◆ INSTRUCTIONS FOR THE TASK
Copy the lines below word for word, skipping any image.

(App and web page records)

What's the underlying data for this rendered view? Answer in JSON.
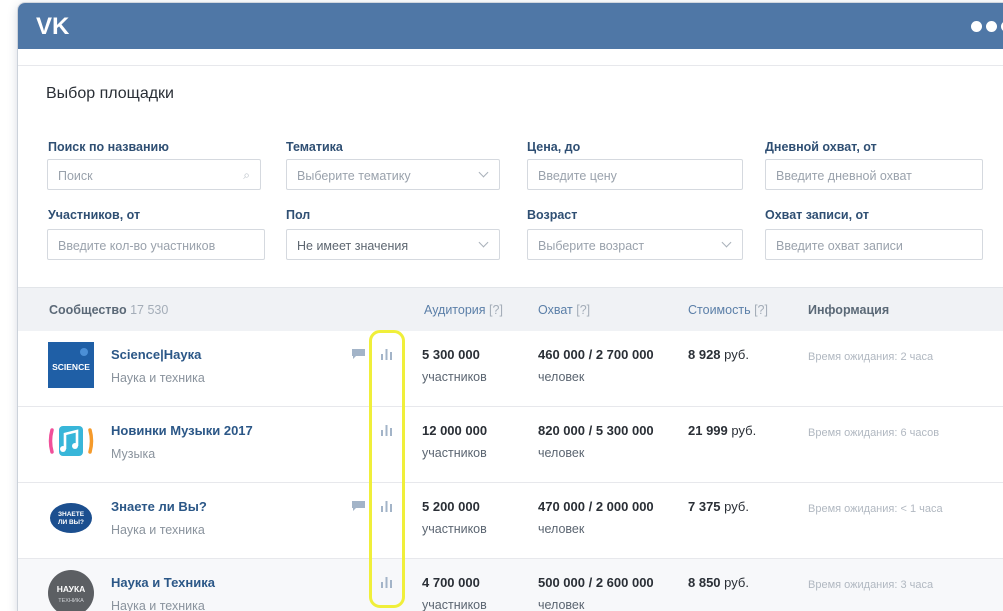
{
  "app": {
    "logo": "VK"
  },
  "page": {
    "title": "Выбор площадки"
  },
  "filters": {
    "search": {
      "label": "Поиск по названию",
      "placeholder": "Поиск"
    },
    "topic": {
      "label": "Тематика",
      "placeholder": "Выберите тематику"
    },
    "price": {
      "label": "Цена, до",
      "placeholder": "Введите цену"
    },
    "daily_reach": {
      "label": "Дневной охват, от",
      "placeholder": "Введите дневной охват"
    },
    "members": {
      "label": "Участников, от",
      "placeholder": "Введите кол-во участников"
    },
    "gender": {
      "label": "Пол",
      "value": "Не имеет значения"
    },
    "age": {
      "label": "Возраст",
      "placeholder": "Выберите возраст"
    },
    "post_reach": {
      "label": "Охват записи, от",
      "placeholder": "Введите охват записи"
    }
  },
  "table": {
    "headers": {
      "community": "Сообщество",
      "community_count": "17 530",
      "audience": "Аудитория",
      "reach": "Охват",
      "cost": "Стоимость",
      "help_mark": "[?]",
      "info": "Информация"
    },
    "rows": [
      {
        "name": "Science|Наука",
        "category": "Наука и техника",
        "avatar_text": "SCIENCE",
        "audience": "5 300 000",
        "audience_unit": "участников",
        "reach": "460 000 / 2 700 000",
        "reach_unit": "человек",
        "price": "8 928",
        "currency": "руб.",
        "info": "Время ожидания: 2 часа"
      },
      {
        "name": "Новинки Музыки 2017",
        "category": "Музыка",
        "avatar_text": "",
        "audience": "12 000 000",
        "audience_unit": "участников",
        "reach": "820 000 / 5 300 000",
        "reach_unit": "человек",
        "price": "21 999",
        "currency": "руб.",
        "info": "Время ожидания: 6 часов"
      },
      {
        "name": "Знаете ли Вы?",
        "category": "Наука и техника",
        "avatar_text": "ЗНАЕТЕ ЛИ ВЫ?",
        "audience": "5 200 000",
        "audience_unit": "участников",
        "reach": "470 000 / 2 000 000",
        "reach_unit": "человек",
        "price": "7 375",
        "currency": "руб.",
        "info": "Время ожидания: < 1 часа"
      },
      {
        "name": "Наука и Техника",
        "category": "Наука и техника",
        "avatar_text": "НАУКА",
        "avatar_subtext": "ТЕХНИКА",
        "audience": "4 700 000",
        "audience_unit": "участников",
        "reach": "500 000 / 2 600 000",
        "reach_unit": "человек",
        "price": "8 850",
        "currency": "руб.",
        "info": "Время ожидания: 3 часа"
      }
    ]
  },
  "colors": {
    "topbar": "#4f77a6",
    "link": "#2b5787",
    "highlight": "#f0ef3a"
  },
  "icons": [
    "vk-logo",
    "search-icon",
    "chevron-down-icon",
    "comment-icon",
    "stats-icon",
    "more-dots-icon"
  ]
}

◆ RESPONSE FOR THIS EXERCISE
What's the underlying data for this rendered view? Answer in JSON.
{
  "app": {
    "logo": "VK"
  },
  "page": {
    "title": "Выбор площадки"
  },
  "filters": {
    "search": {
      "label": "Поиск по названию",
      "placeholder": "Поиск"
    },
    "topic": {
      "label": "Тематика",
      "placeholder": "Выберите тематику"
    },
    "price": {
      "label": "Цена, до",
      "placeholder": "Введите цену"
    },
    "daily_reach": {
      "label": "Дневной охват, от",
      "placeholder": "Введите дневной охват"
    },
    "members": {
      "label": "Участников, от",
      "placeholder": "Введите кол-во участников"
    },
    "gender": {
      "label": "Пол",
      "value": "Не имеет значения"
    },
    "age": {
      "label": "Возраст",
      "placeholder": "Выберите возраст"
    },
    "post_reach": {
      "label": "Охват записи, от",
      "placeholder": "Введите охват записи"
    }
  },
  "table": {
    "headers": {
      "community": "Сообщество",
      "community_count": "17 530",
      "audience": "Аудитория",
      "reach": "Охват",
      "cost": "Стоимость",
      "help_mark": "[?]",
      "info": "Информация"
    },
    "rows": [
      {
        "name": "Science|Наука",
        "category": "Наука и техника",
        "avatar_text": "SCIENCE",
        "audience": "5 300 000",
        "audience_unit": "участников",
        "reach": "460 000 / 2 700 000",
        "reach_unit": "человек",
        "price": "8 928",
        "currency": "руб.",
        "info": "Время ожидания: 2 часа"
      },
      {
        "name": "Новинки Музыки 2017",
        "category": "Музыка",
        "avatar_text": "",
        "audience": "12 000 000",
        "audience_unit": "участников",
        "reach": "820 000 / 5 300 000",
        "reach_unit": "человек",
        "price": "21 999",
        "currency": "руб.",
        "info": "Время ожидания: 6 часов"
      },
      {
        "name": "Знаете ли Вы?",
        "category": "Наука и техника",
        "avatar_text": "ЗНАЕТЕ ЛИ ВЫ?",
        "audience": "5 200 000",
        "audience_unit": "участников",
        "reach": "470 000 / 2 000 000",
        "reach_unit": "человек",
        "price": "7 375",
        "currency": "руб.",
        "info": "Время ожидания: < 1 часа"
      },
      {
        "name": "Наука и Техника",
        "category": "Наука и техника",
        "avatar_text": "НАУКА",
        "avatar_subtext": "ТЕХНИКА",
        "audience": "4 700 000",
        "audience_unit": "участников",
        "reach": "500 000 / 2 600 000",
        "reach_unit": "человек",
        "price": "8 850",
        "currency": "руб.",
        "info": "Время ожидания: 3 часа"
      }
    ]
  },
  "colors": {
    "topbar": "#4f77a6",
    "link": "#2b5787",
    "highlight": "#f0ef3a"
  },
  "icons": [
    "vk-logo",
    "search-icon",
    "chevron-down-icon",
    "comment-icon",
    "stats-icon",
    "more-dots-icon"
  ]
}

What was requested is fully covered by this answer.